==== Information

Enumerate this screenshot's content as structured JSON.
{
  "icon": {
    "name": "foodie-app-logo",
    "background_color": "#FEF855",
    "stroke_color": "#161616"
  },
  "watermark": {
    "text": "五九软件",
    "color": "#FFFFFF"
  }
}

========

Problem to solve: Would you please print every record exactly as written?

Output for this task:
Enumerate this screenshot's content as structured JSON.
{
  "icon": {
    "name": "foodie-app-logo",
    "background_color": "#FEF855",
    "stroke_color": "#161616"
  },
  "watermark": {
    "text": "五九软件",
    "color": "#FFFFFF"
  }
}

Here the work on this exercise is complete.